Tottenham beginning to profit from Pochettino’s youth policy
Tottenham (6/1 for a top four Premier League finish) coach Mauricio Pochettino has at times suffered this season, enduring several teething problems as he slowly implements his system at Spurs.
However, before Daniel Levy finds he has an itchy trigger finger, he should cast an eye back over Pochettino’s career thus far.
Whilst results are still far from perfect at White Hart Lane, with a 5-1 thrashing of Europa League minnows Asteras Tripoli failing to cover some apparent cracks, there has been an evident step forward in providing the Londoners with a clear identity and philosophy.
One of the key ingredients in the Argentine coach’s approach so far has been a willingness to probe his various club’s resources for potential talent. Understandably so, as younger players are often more receptive to new ideas, but Pochettino has never been shy about throwing youth into the fray.
This trust has already been instrumental in turning the careers of several Tottenham stars around, but will not be a shock to supporters of Pochettino’s former clubs Southampton and Espanyol.
The former Argentina centre half took over the reins at Barcelona-based club Espanyol in 2009, after two stints as a player with the Parakeets. Faced with tightened purse strings, Pochettino famously guided his side from the relegation zone to a 10th-place La Liga finish in 2009.
Over his subsequent two-and-a half-terms at the Spanish side, Pochettino gained praise for giving debuts to over 20 young stars, with an emphasis on academy-reared talent such as Raul Baena, Javi Marquez and Victor Ruiz. Current Napoli wingman Jose Callejon also excelled under his tutelage, before being plucked away by boyhood club Real Madrid.
Financial and boardroom issues eventually led to his departure, but his willingness to work with limited tools and a high-pressing, attacking style, had already attracted attention, eventually earning him a move to Southampton.
Famed for their own prestigious production line, a partnership between the Saints and Pochettino appeared a perfect match.
In his time at the south coast club, the 42-year-old honed the talents of starlets such as England capped Calum Chambers, who challenged Nathaniel Clyne for a starting spot aged just 18, Luke Shaw and James Ward-Prowse.

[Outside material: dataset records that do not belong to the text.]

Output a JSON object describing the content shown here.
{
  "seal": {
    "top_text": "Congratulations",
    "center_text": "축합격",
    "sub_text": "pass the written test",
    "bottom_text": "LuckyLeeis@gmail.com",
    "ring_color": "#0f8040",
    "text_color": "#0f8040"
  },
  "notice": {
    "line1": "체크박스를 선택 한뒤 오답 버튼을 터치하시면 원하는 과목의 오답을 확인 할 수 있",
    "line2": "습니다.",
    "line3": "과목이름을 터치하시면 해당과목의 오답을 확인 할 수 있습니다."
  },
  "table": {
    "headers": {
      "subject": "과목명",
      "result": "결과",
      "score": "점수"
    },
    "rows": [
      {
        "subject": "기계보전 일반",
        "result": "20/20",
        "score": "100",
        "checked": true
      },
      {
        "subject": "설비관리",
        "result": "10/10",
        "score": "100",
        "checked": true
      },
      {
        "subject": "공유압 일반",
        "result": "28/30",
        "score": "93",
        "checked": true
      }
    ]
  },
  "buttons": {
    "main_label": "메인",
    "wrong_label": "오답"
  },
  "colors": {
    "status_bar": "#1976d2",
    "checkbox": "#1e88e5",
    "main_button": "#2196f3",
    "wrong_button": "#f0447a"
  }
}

Seemingly not fancying another stint with a financially-challenged club, Pochettino departed St Mary’s prior to the summer fire-sale, with Spurs stealing in to poach the highly-rated coach.
Transfer policy and recruitment have already evidently evolved under his guidance, in stark contrast to spending splurges over the last few seasons.
Tottenham have so far been keen to introduce, and rely on, youth under their new boss’ instruction. Speaking recently, Pochettino stated: “The young players here are of a similar standard to Southampton’s, only we need to take time to give them the chance…they give the youngsters the possibility to play and that is the difference.”
“We have great talent in the academy. We need to give the vehicle for these young players to arrive in the first team.”
The implementation of these ideas are clearly already underway, with Pochettino relying heavily on younger members of the squad. Whilst not homegrown, the excellent Christian Eriksen and Erik Lamela have been key to some of Spurs’ best performances this season, and the side are at their most threatening when these two are in full flow, freely interchanging.
Lamela initially struggled after his Gareth Bale sale funded, big-money move to the Premier League in 2013, but Pochettino looks to have given his compatriot the confidence needed to begin excelling in north London. His recent rabona-style goal is evidence of a young player with his belief back, and fans will be hoping he can finally recapture his previous prolific Roma form.
In addition, much faith has been placed in 20-year-old defender Eric Dier, with Pochettino allowing the England Under-21 star to plug gaps at both centre half and right back.
Spurs’ academy has not been ignored by their new boss, either, with Pochettino affording striker Harry Kane 10 appearances in all competitions. He has been rewarded with seven goals, including a first senior career hat-trick from the 21-year-old, and talk of a full international call-up for England.
Pochettino has also illustrated an eye for a dark horse, with Ryan Mason, already 23, having previously appeared to slip under Tottenham’s radar. After finally being given his Premier League debut, Mason has acquitted himself well, which is testament to his coach’s foresight.
If Spurs stick with Pochettino, his history suggests the Argentine will repay the faith, and potentially save the Londoners a pretty penny in the process.